** Opening AVAILABLE RECORDS block **
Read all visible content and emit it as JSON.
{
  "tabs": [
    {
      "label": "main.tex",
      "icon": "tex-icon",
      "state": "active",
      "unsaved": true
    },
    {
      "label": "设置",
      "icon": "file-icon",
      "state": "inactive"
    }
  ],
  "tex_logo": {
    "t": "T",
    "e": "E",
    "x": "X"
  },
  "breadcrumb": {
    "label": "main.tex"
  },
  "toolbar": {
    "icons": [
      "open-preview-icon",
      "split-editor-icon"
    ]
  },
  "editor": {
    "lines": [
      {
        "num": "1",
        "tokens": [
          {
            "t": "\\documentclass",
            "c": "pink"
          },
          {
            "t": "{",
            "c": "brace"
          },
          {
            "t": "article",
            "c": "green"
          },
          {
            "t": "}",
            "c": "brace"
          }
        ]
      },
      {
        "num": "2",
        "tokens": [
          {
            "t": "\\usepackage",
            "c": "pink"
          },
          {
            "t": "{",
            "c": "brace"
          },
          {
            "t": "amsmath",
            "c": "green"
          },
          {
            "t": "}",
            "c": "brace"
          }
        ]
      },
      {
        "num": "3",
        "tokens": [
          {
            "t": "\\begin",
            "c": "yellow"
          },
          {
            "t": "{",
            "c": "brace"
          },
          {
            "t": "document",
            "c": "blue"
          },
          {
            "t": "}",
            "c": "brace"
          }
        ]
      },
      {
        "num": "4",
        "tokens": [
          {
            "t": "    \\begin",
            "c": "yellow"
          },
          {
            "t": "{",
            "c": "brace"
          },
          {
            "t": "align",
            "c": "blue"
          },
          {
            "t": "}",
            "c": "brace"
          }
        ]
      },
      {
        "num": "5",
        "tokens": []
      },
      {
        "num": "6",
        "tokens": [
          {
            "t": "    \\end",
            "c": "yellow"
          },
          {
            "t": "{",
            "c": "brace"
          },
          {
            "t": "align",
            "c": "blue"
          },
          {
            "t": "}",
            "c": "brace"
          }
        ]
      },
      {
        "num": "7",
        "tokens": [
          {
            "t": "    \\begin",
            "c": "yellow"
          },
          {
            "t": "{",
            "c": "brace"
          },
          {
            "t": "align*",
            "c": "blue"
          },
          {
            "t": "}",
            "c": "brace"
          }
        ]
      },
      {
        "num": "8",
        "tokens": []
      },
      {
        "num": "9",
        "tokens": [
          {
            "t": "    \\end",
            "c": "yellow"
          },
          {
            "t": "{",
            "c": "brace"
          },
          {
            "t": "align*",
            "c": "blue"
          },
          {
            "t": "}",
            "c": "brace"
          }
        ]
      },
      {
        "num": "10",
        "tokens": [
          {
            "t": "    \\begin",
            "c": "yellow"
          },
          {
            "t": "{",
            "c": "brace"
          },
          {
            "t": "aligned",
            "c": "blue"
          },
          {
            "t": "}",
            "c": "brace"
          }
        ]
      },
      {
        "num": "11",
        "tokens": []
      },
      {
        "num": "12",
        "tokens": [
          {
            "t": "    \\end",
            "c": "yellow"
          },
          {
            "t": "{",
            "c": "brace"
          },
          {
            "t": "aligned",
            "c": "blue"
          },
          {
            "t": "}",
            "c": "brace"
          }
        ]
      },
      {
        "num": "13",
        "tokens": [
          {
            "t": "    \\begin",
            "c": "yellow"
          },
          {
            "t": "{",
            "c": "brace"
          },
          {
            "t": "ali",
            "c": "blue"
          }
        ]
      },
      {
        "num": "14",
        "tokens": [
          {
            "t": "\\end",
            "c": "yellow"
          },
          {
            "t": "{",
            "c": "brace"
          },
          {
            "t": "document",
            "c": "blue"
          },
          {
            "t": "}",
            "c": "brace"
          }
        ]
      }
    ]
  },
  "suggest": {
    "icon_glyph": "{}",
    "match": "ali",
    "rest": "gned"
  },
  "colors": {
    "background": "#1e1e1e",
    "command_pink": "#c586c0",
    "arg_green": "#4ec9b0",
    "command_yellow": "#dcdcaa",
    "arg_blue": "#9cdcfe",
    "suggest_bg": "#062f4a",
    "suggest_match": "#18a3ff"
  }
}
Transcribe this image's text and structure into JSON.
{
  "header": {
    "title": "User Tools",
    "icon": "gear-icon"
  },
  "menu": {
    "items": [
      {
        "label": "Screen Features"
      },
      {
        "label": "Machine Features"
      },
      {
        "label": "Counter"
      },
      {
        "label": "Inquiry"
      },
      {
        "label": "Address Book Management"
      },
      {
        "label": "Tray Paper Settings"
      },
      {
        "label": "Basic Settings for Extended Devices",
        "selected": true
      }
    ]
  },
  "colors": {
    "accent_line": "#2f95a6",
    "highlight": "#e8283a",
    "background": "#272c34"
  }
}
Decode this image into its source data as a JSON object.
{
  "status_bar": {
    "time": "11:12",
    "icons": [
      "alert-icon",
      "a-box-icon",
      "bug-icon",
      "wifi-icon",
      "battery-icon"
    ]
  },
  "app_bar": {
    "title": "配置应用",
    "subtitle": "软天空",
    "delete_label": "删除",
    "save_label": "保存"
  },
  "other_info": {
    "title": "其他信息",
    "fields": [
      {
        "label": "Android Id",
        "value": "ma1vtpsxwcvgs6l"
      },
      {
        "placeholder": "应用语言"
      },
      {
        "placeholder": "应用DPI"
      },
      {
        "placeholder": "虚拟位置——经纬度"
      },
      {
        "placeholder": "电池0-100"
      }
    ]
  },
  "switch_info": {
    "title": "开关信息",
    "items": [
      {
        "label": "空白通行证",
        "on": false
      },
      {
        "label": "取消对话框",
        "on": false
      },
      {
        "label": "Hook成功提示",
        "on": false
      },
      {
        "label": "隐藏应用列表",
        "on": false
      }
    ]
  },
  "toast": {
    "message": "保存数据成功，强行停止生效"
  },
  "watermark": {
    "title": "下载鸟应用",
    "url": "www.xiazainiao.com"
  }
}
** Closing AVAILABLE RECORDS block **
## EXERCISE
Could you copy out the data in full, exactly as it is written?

## ANSWER TO THE PROBLEM
Read all visible content and emit it as JSON.
{
  "tabs": [
    {
      "label": "main.tex",
      "icon": "tex-icon",
      "state": "active",
      "unsaved": true
    },
    {
      "label": "设置",
      "icon": "file-icon",
      "state": "inactive"
    }
  ],
  "tex_logo": {
    "t": "T",
    "e": "E",
    "x": "X"
  },
  "breadcrumb": {
    "label": "main.tex"
  },
  "toolbar": {
    "icons": [
      "open-preview-icon",
      "split-editor-icon"
    ]
  },
  "editor": {
    "lines": [
      {
        "num": "1",
        "tokens": [
          {
            "t": "\\documentclass",
            "c": "pink"
          },
          {
            "t": "{",
            "c": "brace"
          },
          {
            "t": "article",
            "c": "green"
          },
          {
            "t": "}",
            "c": "brace"
          }
        ]
      },
      {
        "num": "2",
        "tokens": [
          {
            "t": "\\usepackage",
            "c": "pink"
          },
          {
            "t": "{",
            "c": "brace"
          },
          {
            "t": "amsmath",
            "c": "green"
          },
          {
            "t": "}",
            "c": "brace"
          }
        ]
      },
      {
        "num": "3",
        "tokens": [
          {
            "t": "\\begin",
            "c": "yellow"
          },
          {
            "t": "{",
            "c": "brace"
          },
          {
            "t": "document",
            "c": "blue"
          },
          {
            "t": "}",
            "c": "brace"
          }
        ]
      },
      {
        "num": "4",
        "tokens": [
          {
            "t": "    \\begin",
            "c": "yellow"
          },
          {
            "t": "{",
            "c": "brace"
          },
          {
            "t": "align",
            "c": "blue"
          },
          {
            "t": "}",
            "c": "brace"
          }
        ]
      },
      {
        "num": "5",
        "tokens": []
      },
      {
        "num": "6",
        "tokens": [
          {
            "t": "    \\end",
            "c": "yellow"
          },
          {
            "t": "{",
            "c": "brace"
          },
          {
            "t": "align",
            "c": "blue"
          },
          {
            "t": "}",
            "c": "brace"
          }
        ]
      },
      {
        "num": "7",
        "tokens": [
          {
            "t": "    \\begin",
            "c": "yellow"
          },
          {
            "t": "{",
            "c": "brace"
          },
          {
            "t": "align*",
            "c": "blue"
          },
          {
            "t": "}",
            "c": "brace"
          }
        ]
      },
      {
        "num": "8",
        "tokens": []
      },
      {
        "num": "9",
        "tokens": [
          {
            "t": "    \\end",
            "c": "yellow"
          },
          {
            "t": "{",
            "c": "brace"
          },
          {
            "t": "align*",
            "c": "blue"
          },
          {
            "t": "}",
            "c": "brace"
          }
        ]
      },
      {
        "num": "10",
        "tokens": [
          {
            "t": "    \\begin",
            "c": "yellow"
          },
          {
            "t": "{",
            "c": "brace"
          },
          {
            "t": "aligned",
            "c": "blue"
          },
          {
            "t": "}",
            "c": "brace"
          }
        ]
      },
      {
        "num": "11",
        "tokens": []
      },
      {
        "num": "12",
        "tokens": [
          {
            "t": "    \\end",
            "c": "yellow"
          },
          {
            "t": "{",
            "c": "brace"
          },
          {
            "t": "aligned",
            "c": "blue"
          },
          {
            "t": "}",
            "c": "brace"
          }
        ]
      },
      {
        "num": "13",
        "tokens": [
          {
            "t": "    \\begin",
            "c": "yellow"
          },
          {
            "t": "{",
            "c": "brace"
          },
          {
            "t": "ali",
            "c": "blue"
          }
        ]
      },
      {
        "num": "14",
        "tokens": [
          {
            "t": "\\end",
            "c": "yellow"
          },
          {
            "t": "{",
            "c": "brace"
          },
          {
            "t": "document",
            "c": "blue"
          },
          {
            "t": "}",
            "c": "brace"
          }
        ]
      }
    ]
  },
  "suggest": {
    "icon_glyph": "{}",
    "match": "ali",
    "rest": "gned"
  },
  "colors": {
    "background": "#1e1e1e",
    "command_pink": "#c586c0",
    "arg_green": "#4ec9b0",
    "command_yellow": "#dcdcaa",
    "arg_blue": "#9cdcfe",
    "suggest_bg": "#062f4a",
    "suggest_match": "#18a3ff"
  }
}
Transcribe this image's text and structure into JSON.
{
  "header": {
    "title": "User Tools",
    "icon": "gear-icon"
  },
  "menu": {
    "items": [
      {
        "label": "Screen Features"
      },
      {
        "label": "Machine Features"
      },
      {
        "label": "Counter"
      },
      {
        "label": "Inquiry"
      },
      {
        "label": "Address Book Management"
      },
      {
        "label": "Tray Paper Settings"
      },
      {
        "label": "Basic Settings for Extended Devices",
        "selected": true
      }
    ]
  },
  "colors": {
    "accent_line": "#2f95a6",
    "highlight": "#e8283a",
    "background": "#272c34"
  }
}
Decode this image into its source data as a JSON object.
{
  "status_bar": {
    "time": "11:12",
    "icons": [
      "alert-icon",
      "a-box-icon",
      "bug-icon",
      "wifi-icon",
      "battery-icon"
    ]
  },
  "app_bar": {
    "title": "配置应用",
    "subtitle": "软天空",
    "delete_label": "删除",
    "save_label": "保存"
  },
  "other_info": {
    "title": "其他信息",
    "fields": [
      {
        "label": "Android Id",
        "value": "ma1vtpsxwcvgs6l"
      },
      {
        "placeholder": "应用语言"
      },
      {
        "placeholder": "应用DPI"
      },
      {
        "placeholder": "虚拟位置——经纬度"
      },
      {
        "placeholder": "电池0-100"
      }
    ]
  },
  "switch_info": {
    "title": "开关信息",
    "items": [
      {
        "label": "空白通行证",
        "on": false
      },
      {
        "label": "取消对话框",
        "on": false
      },
      {
        "label": "Hook成功提示",
        "on": false
      },
      {
        "label": "隐藏应用列表",
        "on": false
      }
    ]
  },
  "toast": {
    "message": "保存数据成功，强行停止生效"
  },
  "watermark": {
    "title": "下载鸟应用",
    "url": "www.xiazainiao.com"
  }
}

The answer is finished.